Courtney Glenn: Transfer Student
Courtney Glenn grew up in Grays Harbor. Even though she was always active in her extracurriculars, Courtney hadn’t given much thought to college growing up. It wasn’t until high school graduation grew close that it started to weigh on her mind, and she started to look around and found GHC.
Many of Courtney’s acquaintances in the community worked for GHC or went there themselves, and they themselves spoke for the quality of education that she would receive. GHC was also cheaper than a big university, and it was right there in her hometown. The same quality of education, with no debt? Courtney felt it was the right choice for her. “I am about to graduate with almost 100 credits,” she says, “and I have no student loans.”
When she entered GHC, Courtney was planning to graduate with her AA and then move into the workforce, possibly to become an esthetician. But then, out of the blue she found her passion in an elective class she took to fulfill a credit requirement. “In my first psychology class, with Brenda Rolfe-Maloney, I was like, this is it,” she said. “That was something that I did not expect. I loved to learn about this (psychology). If I hadn’t found what I loved to do, I’d be getting my AA and moving on, but that changed everything.”
Courtney went to Brenda’s office after her first general psychology elective. “I think I’m going to study psychology,” she said, and Brenda immediately took Courtney on, registering as her advisor, and has helped guide her toward her new goals. Courtney became incredibly passionate about mental health, and that passion for the well-being of people has bled into nearly everything that she does. She won a seat on the Associated Students of Grays Harbor College (the ASGHC, the campus student government) as the Executive Officer of Community Relations, and became the coordinator for the Harbor Landing Food Pantry on campus. She has also worked with Blood Works Northwest, Beyond Survival, and NAMI, connected the GHC Gender and Sexuality Alliance with local resources, and organized GHC’s first annual Mental Health Fair.
Courtney uses her position as Miss Grays Harbor to promote conversations on mental health in the community through education. She wants schools to begin talking to their students about mental health and mental illness while they are still young — while they are in elementary school, in fact— so that it becomes normalized and carries less stigma. “It’s the same thing as teaching children to eat well and exercise,” she says. “We should teach children how to watch for signs of a peer who is depressed or has been abused. The Miss Grays Harbor program has given me the opportunity to speak out. I have a crown and sash, but that’s really not what’s important here. What’s important is that I’m passionate about mental health and I’m passionate about psychology. The Grays Harbor community has a really high poverty rate and mental illness and addiction rate, and so mental health is vital here.”
Courtney is about to graduate now, and when she reflects back on her last few years at GHC, she remembers a time when Richard Arquette, the director of Student Life, stepped up to help her, too. “The role of the Harbor Landing food pantry coordinator was something completely new for me, and I got to the point where I was shutting down and pulling back from some of my commitments. I went to Richard’s office and had a long talk with him, and he really listened to what I had to say.
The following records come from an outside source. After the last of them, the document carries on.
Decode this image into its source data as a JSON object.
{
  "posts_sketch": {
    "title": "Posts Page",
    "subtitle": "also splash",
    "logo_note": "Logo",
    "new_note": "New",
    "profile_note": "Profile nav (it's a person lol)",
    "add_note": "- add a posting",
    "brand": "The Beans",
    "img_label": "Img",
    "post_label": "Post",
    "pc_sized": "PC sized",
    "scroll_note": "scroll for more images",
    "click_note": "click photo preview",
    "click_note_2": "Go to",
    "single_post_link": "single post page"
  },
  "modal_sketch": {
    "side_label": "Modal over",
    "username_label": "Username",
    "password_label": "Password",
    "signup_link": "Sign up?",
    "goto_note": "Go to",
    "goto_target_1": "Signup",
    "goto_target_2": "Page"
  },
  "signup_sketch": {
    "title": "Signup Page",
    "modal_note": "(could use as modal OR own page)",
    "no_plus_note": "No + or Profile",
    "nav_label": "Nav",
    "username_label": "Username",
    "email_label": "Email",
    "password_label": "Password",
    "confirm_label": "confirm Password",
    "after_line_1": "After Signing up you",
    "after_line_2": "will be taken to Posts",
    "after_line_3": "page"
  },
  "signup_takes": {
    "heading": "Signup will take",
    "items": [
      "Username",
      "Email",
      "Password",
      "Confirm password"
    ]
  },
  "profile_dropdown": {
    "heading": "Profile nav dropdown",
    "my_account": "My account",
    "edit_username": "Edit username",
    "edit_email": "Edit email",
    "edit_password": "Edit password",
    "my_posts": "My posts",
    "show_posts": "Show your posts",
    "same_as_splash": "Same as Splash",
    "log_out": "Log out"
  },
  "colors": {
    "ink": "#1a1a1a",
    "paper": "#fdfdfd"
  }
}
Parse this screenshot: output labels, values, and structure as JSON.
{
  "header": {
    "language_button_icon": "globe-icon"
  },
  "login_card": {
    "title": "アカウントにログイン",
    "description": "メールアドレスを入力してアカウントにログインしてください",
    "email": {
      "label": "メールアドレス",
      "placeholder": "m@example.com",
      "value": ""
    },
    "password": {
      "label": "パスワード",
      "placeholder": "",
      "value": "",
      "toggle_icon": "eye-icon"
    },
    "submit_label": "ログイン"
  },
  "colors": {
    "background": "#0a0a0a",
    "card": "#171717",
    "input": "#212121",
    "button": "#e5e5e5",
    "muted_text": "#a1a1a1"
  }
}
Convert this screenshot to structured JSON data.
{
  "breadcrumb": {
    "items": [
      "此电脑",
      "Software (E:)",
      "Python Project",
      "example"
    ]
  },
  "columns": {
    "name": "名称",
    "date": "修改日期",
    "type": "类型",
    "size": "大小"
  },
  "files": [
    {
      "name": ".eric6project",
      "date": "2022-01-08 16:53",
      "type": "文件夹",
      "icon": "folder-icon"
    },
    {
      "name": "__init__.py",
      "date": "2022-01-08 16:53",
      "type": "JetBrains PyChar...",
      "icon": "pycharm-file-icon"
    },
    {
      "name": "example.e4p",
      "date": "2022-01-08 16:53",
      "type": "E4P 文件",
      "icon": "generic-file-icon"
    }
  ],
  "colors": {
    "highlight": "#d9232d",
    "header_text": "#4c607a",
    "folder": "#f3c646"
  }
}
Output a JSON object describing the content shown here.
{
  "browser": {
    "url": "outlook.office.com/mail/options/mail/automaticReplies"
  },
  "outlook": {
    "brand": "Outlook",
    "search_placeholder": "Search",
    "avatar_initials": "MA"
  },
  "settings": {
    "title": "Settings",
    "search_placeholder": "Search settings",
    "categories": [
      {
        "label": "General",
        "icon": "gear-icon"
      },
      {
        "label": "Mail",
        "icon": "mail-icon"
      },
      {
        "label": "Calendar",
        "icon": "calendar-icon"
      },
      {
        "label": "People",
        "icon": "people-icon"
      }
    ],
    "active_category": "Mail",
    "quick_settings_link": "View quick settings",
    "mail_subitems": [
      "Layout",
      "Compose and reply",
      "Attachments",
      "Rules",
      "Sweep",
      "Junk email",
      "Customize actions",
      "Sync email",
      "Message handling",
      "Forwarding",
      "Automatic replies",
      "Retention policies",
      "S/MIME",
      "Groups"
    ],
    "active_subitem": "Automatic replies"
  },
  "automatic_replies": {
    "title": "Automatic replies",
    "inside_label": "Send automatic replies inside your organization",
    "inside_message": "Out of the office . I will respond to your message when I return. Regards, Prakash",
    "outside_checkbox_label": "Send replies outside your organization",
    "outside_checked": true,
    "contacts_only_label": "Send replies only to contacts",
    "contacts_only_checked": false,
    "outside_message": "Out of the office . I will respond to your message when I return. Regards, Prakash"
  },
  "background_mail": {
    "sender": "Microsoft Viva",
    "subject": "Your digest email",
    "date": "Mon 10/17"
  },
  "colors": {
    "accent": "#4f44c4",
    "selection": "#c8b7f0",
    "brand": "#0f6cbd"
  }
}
He understood what I was saying, and without being explicit and telling other members of student life that I was struggling, he facilitated a group conversation that we all need to help each other fulfill their duties. You can show that people are needing support without actually saying what’s going on. He really helped me.”
Courtney wants people to understand that by coming to GHC, “you’re not sacrificing a good education by getting a cheaper education. You are going to be getting such good care from the faculty and staff members, and you’re going to be really grateful that you’re not spending $20,000 a year on it.” She feels that at GHC you’re getting a great education at a lower price, at a place that feels like home, and will become home. You’re in a place where the instructors, janitors, and chefs know your name. In a place that is very community-oriented. That place is Grays Harbor College.
In ten years, after she is done with her graduate studies, Courtney would like to be working in a mental health hospital doing internships and professional development before opening her own practice. Possibly in Grays Harbor, the place where she came from.